Thursday, September 29, 2016

Heaven 17 - Penthouse and Pavement

This month marks the thirty-fifth anniversary of Penthouse and Pavement, the debut album from the UK synthpop band Heaven 17. This 1981 record charted at number 99 in Australia, number 45 in New Zealand, number 24 in Sweden and number 14 in the UK. It stayed on the UK charts for seventy-seven weeks and had achieved Gold sales status by October of the following year.

Side one begins with "(We Don't Need This) Fascist Groove Thang". As the debut single, it went to number 72 in Australia and number 45 in the UK. Here in the US, it charted at number 29 on the US Billboard Dance chart. With lyrics that attacked the political actions of Prime Minister Margaret Thatcher and US President Ronald Reagan, the song was quickly banned by the BBC. But with an infectious dance beat, it proved to be very popular nonetheless. The song was a great workout and one I often listened to when getting ready for an evening out.

The title track is next. "Penthouse and Pavement" is another solid dance groove built upon solid synth riffs. As a single it went to number 93 in Australia, number 57 in the UK, number 37 in New Zealand, and number 19 on the US Billboard Dance chart. The lyrics tell of a man caught up in a glamourous high-profile life of crime.
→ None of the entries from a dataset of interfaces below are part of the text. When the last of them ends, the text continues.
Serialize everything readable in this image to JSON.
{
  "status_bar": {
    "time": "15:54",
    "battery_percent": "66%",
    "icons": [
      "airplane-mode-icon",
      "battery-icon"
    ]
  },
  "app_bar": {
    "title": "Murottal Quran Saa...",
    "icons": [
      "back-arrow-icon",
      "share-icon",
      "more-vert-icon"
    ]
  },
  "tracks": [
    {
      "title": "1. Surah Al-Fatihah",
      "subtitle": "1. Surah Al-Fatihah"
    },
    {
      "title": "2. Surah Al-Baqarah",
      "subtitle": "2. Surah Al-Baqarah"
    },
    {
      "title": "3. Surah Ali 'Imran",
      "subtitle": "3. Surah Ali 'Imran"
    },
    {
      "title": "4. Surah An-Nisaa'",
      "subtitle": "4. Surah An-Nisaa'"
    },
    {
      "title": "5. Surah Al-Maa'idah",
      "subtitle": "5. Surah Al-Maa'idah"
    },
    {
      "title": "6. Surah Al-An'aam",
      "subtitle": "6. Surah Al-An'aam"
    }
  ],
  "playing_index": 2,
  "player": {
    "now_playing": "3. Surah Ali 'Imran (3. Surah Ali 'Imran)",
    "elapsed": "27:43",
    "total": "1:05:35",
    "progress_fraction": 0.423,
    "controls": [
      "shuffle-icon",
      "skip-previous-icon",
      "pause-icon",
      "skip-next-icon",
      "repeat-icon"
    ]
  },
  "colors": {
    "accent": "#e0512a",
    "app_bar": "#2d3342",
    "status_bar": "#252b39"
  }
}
"Play to Win", the second single, reached number 46 in the UK, number 39 in New Zealand, and number 19 on the US Billboard Dance chart. The bass hook on this one is very strong, giving it a very funky sound.

"Soul Warfare" closes out the first side by keeping the beat going. This was the one track I don't believe I had ever hear in the last three and half decades. I rather like it.

Side two opens with the bouncing notes of "Geisha Boys and Temple Girls"; they give the song a very foreign feel. It then dives into a steady, hypnotic dance beat. I always liked listening to this one in my darkened bedroom with headphone on.

"Let's All Make a Bomb" is another politically infused dance jam.

"The Height of the Fighting" charted at number 20 in New Zealand.

Things slow down with "Song with No Name", a track which would later appear on the group's second album The Luxury Gap as well.

The album closes with "We're Going to Live for a Very Long Time". On the original vinyl, the final chorus ran up to and onto the runoff groove. This basically gave a looping effect of the phrase "for a very long time", making the song run indefinitely until the needle was picked up.

While I never owned a copy of this version of the album, I did have most of these songs on the US release Heaven 17 which came out in late 1982. It was from these that I became an instant fan of the band. Listening to the songs in the original order on Spotify was a lot of fun. I might have to pick this one up in its remastered format with many additional remixes and bonus tracks.

For more from Heaven 17, click here.

1 comment:

Mark said...

We love H17 'round here! Thanks for making me dig this one out again.

As you mention, "Song With No Name" would appear on The Luxury Gap, but to clarify, that was only on the US release of that album. In any case, why a synth-funk band thinks they need to record ballads is beyond me. Arista sure made a mess out of the H17 releases here in the US, didn't promote them, then probably wondered why the group didn't break out here.

If you want a trip back to 1982, the original US Heaven 17 album is available in its entirety here on the YouTube. Like you, it was my introduction to the band and their music.